As a follow up to the earlier article, I thought I’d ramble on about writing.
Science Fiction is a genre where possibilities are examined. Hard SF is where those possibilities are within the realm of science as we know it. Soft SF is where those possibilities push past the boundaries.
We know that the world is round and that it revolves around the sun and that our moon spins while also revolving around us as we spin and revolve around the sun which is also spinning. aka Orbits. The ‘Pern’ serious by Lackey deals, in part, with orbits. Another planet orbits the same sun as the dragons’ planet. Every once in a while, that planet comes close enough that the organisms on it are able to shoot through space and make it to the ground. Orbit is hard SF. Organisms leaping purposefully into space in order move to another planet, that is soft SF. Lackey is a writing hacker by taking known science and shifting its parameters around. She further hacks away at genetics via the invention of these dragons that like to spit fire at the ‘threads’ (the organisms).

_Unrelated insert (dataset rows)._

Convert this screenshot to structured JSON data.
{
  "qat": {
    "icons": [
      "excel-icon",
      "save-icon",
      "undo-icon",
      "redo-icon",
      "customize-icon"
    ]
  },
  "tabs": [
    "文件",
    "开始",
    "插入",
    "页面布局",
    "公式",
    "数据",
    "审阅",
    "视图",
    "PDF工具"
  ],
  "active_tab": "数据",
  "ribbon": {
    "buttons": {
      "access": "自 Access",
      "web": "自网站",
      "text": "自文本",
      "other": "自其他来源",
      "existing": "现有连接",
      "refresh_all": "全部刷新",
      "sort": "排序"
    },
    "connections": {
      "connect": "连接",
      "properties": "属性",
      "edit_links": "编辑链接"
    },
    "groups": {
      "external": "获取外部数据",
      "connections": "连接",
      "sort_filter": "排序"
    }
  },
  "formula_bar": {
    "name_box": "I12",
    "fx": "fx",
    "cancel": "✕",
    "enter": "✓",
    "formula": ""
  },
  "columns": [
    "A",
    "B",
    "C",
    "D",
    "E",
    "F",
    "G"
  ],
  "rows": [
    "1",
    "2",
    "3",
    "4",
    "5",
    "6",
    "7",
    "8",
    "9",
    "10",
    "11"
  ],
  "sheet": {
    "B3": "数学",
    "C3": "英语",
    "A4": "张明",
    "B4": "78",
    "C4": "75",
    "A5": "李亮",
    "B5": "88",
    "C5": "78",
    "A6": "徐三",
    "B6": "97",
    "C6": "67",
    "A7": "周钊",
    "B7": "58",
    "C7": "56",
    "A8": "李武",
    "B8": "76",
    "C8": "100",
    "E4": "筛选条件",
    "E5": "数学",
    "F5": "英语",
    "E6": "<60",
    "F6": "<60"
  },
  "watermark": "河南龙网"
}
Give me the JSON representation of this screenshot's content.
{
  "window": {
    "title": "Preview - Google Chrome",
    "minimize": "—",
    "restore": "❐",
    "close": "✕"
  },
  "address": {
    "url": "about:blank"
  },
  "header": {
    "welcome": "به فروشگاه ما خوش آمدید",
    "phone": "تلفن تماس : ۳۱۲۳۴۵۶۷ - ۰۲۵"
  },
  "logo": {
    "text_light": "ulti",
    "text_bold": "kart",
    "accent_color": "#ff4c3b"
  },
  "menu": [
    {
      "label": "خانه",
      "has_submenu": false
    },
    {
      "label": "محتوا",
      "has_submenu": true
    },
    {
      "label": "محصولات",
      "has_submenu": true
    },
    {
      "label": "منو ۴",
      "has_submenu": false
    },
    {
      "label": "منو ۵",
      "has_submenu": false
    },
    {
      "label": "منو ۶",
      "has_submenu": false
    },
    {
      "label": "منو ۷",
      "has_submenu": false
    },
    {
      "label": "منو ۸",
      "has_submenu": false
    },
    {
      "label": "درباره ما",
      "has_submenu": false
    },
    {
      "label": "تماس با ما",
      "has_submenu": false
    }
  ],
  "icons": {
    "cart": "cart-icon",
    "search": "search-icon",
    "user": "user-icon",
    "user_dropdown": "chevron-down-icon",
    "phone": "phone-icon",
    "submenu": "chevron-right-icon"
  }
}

In the fantasy world that contains a country named Valdemar, some of the citizens are born possessing magical gifts that reach the surface of that person at the same time as physical maturity. We know that a lot of things happen to the human body at the time of physical maturity. We also know that there are energy patterns on our own planet. The writer (Lackey again?) hacks those concepts and comes up with a wonderful book series.
E.R. Burroughs and his Tarzan books have led to how many variations on the same them?

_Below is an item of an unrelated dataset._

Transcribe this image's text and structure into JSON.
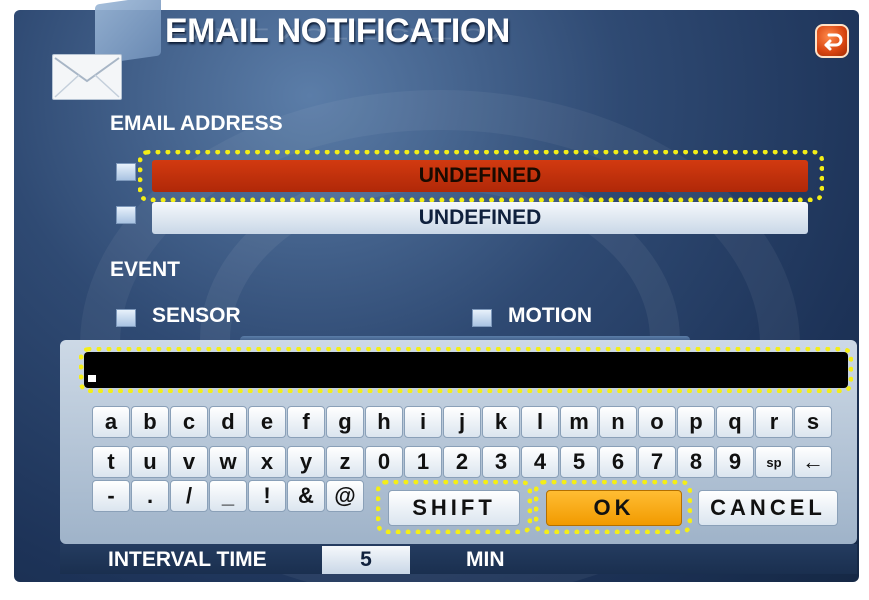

The writer of Alice in Wonderland has led to a wide array of books dealing with what can happen with the most simplest of events.
The Brothers Grimm wrote horror, only then it was considered children’s stories. How many books are based on the concept of “Hansel and Gretel”? (think about it)

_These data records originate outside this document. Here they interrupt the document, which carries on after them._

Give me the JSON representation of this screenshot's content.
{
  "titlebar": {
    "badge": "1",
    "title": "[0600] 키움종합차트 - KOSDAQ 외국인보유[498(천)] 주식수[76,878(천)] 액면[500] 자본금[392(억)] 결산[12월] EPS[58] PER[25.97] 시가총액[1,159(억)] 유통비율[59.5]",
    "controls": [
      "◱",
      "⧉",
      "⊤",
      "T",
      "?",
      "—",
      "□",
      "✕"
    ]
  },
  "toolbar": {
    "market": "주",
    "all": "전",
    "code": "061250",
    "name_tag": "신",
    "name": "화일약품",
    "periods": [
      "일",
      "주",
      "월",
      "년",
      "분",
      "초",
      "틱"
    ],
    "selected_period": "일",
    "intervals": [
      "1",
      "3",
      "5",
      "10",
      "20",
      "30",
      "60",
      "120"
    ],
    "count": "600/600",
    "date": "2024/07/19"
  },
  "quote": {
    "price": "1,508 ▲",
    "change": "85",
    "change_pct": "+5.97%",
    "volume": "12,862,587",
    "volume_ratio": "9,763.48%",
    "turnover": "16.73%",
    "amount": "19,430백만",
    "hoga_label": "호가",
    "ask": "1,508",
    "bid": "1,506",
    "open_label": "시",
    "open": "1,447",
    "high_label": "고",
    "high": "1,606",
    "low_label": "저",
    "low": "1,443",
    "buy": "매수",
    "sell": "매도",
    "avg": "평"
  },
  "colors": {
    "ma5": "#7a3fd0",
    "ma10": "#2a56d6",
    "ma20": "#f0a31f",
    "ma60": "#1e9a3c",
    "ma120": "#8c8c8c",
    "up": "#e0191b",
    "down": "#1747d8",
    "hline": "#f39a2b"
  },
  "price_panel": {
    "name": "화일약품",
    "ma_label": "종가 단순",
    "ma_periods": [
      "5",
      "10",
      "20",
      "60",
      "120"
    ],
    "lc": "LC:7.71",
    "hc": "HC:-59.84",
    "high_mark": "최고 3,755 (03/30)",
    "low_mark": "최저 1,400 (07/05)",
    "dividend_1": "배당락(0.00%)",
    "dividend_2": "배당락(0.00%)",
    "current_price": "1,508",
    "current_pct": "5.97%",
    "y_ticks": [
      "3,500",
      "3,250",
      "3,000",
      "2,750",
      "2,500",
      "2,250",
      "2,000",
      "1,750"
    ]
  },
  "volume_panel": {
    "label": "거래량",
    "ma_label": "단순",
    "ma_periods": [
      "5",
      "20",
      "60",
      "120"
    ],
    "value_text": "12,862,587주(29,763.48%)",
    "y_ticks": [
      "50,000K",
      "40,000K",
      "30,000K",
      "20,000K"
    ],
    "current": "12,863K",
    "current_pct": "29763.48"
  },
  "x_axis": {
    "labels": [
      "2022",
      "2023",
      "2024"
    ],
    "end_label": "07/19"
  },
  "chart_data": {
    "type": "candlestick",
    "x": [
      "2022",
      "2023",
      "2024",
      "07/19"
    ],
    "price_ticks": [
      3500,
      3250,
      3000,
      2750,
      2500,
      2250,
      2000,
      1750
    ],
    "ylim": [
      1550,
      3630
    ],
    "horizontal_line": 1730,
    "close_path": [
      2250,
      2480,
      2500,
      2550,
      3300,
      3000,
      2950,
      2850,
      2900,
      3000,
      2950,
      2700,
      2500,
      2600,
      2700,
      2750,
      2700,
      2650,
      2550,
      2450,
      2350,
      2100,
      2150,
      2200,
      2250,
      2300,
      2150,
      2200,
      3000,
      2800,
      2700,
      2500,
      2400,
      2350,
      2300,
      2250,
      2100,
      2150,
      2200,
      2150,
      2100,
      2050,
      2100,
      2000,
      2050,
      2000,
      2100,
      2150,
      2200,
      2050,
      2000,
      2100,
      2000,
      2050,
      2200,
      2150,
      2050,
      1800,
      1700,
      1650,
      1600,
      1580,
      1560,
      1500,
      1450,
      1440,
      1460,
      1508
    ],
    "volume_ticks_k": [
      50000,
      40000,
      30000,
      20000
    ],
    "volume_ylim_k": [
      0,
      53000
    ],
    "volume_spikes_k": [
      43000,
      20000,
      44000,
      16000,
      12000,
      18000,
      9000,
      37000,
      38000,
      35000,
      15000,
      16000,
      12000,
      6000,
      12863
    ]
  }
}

Writers are hackers. We take an idea in our head and we craft it so that it comes out interesting enough that others would want to read it.
I like that idea. Maybe now I can tell folks that I am a hacker. It is probably more socially accepting than to say I am a writer.